(Task brief)
The response must contain every record, repeated exactly.

(Data excerpts)
********************
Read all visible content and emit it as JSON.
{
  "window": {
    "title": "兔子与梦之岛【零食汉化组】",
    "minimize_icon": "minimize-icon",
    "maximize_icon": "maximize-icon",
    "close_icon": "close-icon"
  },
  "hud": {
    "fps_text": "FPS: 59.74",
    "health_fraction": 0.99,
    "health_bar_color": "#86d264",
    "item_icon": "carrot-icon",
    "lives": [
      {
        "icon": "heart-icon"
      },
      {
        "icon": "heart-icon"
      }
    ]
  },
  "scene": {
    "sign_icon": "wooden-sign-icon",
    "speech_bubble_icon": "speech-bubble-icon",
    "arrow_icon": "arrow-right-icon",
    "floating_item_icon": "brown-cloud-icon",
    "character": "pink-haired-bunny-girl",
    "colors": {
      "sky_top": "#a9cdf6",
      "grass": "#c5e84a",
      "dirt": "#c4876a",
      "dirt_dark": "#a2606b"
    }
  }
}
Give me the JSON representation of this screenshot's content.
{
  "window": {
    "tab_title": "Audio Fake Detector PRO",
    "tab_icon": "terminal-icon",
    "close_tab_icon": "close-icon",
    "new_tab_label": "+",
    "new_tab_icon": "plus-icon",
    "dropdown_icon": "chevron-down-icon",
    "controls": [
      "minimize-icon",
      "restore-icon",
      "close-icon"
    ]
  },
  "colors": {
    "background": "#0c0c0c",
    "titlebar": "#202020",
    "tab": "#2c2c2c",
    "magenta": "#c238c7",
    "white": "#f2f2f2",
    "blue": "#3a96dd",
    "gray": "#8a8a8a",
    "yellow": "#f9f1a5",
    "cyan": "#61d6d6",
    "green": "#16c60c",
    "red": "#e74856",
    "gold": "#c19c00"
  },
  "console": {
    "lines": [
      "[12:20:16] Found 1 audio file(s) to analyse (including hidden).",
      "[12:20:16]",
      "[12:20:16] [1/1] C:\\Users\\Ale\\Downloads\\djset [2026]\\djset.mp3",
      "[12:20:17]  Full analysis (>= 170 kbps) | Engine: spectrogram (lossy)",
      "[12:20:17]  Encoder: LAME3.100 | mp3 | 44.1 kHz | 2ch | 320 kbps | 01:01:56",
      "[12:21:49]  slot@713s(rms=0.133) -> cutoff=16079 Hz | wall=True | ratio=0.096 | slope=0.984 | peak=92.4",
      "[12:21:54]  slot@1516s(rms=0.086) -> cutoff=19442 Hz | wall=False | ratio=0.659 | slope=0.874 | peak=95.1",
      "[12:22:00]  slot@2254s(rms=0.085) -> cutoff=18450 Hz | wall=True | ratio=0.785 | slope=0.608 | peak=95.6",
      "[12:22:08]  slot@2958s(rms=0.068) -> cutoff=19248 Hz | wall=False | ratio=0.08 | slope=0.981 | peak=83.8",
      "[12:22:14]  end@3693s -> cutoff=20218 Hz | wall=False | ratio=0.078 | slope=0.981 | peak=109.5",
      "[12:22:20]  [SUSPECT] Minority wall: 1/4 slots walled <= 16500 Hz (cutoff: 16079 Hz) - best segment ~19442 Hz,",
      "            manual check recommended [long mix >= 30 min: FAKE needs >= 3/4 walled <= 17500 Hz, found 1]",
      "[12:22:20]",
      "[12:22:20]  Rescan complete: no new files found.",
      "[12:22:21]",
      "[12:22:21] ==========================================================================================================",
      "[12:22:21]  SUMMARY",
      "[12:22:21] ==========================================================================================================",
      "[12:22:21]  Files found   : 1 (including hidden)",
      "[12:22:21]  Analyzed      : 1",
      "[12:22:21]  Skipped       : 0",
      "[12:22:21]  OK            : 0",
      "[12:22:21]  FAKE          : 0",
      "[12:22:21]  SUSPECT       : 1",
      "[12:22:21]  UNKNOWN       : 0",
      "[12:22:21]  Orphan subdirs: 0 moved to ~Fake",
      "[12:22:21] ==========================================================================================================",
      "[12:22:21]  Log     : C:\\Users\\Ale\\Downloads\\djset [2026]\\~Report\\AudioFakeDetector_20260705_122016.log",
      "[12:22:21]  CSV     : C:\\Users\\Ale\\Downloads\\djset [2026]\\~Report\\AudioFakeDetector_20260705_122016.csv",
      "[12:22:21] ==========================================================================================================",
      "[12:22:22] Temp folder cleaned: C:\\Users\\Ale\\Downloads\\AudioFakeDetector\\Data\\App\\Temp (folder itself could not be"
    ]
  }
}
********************
(Task response)
Read all visible content and emit it as JSON.
{
  "window": {
    "title": "兔子与梦之岛【零食汉化组】",
    "minimize_icon": "minimize-icon",
    "maximize_icon": "maximize-icon",
    "close_icon": "close-icon"
  },
  "hud": {
    "fps_text": "FPS: 59.74",
    "health_fraction": 0.99,
    "health_bar_color": "#86d264",
    "item_icon": "carrot-icon",
    "lives": [
      {
        "icon": "heart-icon"
      },
      {
        "icon": "heart-icon"
      }
    ]
  },
  "scene": {
    "sign_icon": "wooden-sign-icon",
    "speech_bubble_icon": "speech-bubble-icon",
    "arrow_icon": "arrow-right-icon",
    "floating_item_icon": "brown-cloud-icon",
    "character": "pink-haired-bunny-girl",
    "colors": {
      "sky_top": "#a9cdf6",
      "grass": "#c5e84a",
      "dirt": "#c4876a",
      "dirt_dark": "#a2606b"
    }
  }
}
Give me the JSON representation of this screenshot's content.
{
  "window": {
    "tab_title": "Audio Fake Detector PRO",
    "tab_icon": "terminal-icon",
    "close_tab_icon": "close-icon",
    "new_tab_label": "+",
    "new_tab_icon": "plus-icon",
    "dropdown_icon": "chevron-down-icon",
    "controls": [
      "minimize-icon",
      "restore-icon",
      "close-icon"
    ]
  },
  "colors": {
    "background": "#0c0c0c",
    "titlebar": "#202020",
    "tab": "#2c2c2c",
    "magenta": "#c238c7",
    "white": "#f2f2f2",
    "blue": "#3a96dd",
    "gray": "#8a8a8a",
    "yellow": "#f9f1a5",
    "cyan": "#61d6d6",
    "green": "#16c60c",
    "red": "#e74856",
    "gold": "#c19c00"
  },
  "console": {
    "lines": [
      "[12:20:16] Found 1 audio file(s) to analyse (including hidden).",
      "[12:20:16]",
      "[12:20:16] [1/1] C:\\Users\\Ale\\Downloads\\djset [2026]\\djset.mp3",
      "[12:20:17]  Full analysis (>= 170 kbps) | Engine: spectrogram (lossy)",
      "[12:20:17]  Encoder: LAME3.100 | mp3 | 44.1 kHz | 2ch | 320 kbps | 01:01:56",
      "[12:21:49]  slot@713s(rms=0.133) -> cutoff=16079 Hz | wall=True | ratio=0.096 | slope=0.984 | peak=92.4",
      "[12:21:54]  slot@1516s(rms=0.086) -> cutoff=19442 Hz | wall=False | ratio=0.659 | slope=0.874 | peak=95.1",
      "[12:22:00]  slot@2254s(rms=0.085) -> cutoff=18450 Hz | wall=True | ratio=0.785 | slope=0.608 | peak=95.6",
      "[12:22:08]  slot@2958s(rms=0.068) -> cutoff=19248 Hz | wall=False | ratio=0.08 | slope=0.981 | peak=83.8",
      "[12:22:14]  end@3693s -> cutoff=20218 Hz | wall=False | ratio=0.078 | slope=0.981 | peak=109.5",
      "[12:22:20]  [SUSPECT] Minority wall: 1/4 slots walled <= 16500 Hz (cutoff: 16079 Hz) - best segment ~19442 Hz,",
      "            manual check recommended [long mix >= 30 min: FAKE needs >= 3/4 walled <= 17500 Hz, found 1]",
      "[12:22:20]",
      "[12:22:20]  Rescan complete: no new files found.",
      "[12:22:21]",
      "[12:22:21] ==========================================================================================================",
      "[12:22:21]  SUMMARY",
      "[12:22:21] ==========================================================================================================",
      "[12:22:21]  Files found   : 1 (including hidden)",
      "[12:22:21]  Analyzed      : 1",
      "[12:22:21]  Skipped       : 0",
      "[12:22:21]  OK            : 0",
      "[12:22:21]  FAKE          : 0",
      "[12:22:21]  SUSPECT       : 1",
      "[12:22:21]  UNKNOWN       : 0",
      "[12:22:21]  Orphan subdirs: 0 moved to ~Fake",
      "[12:22:21] ==========================================================================================================",
      "[12:22:21]  Log     : C:\\Users\\Ale\\Downloads\\djset [2026]\\~Report\\AudioFakeDetector_20260705_122016.log",
      "[12:22:21]  CSV     : C:\\Users\\Ale\\Downloads\\djset [2026]\\~Report\\AudioFakeDetector_20260705_122016.csv",
      "[12:22:21] ==========================================================================================================",
      "[12:22:22] Temp folder cleaned: C:\\Users\\Ale\\Downloads\\AudioFakeDetector\\Data\\App\\Temp (folder itself could not be"
    ]
  }
}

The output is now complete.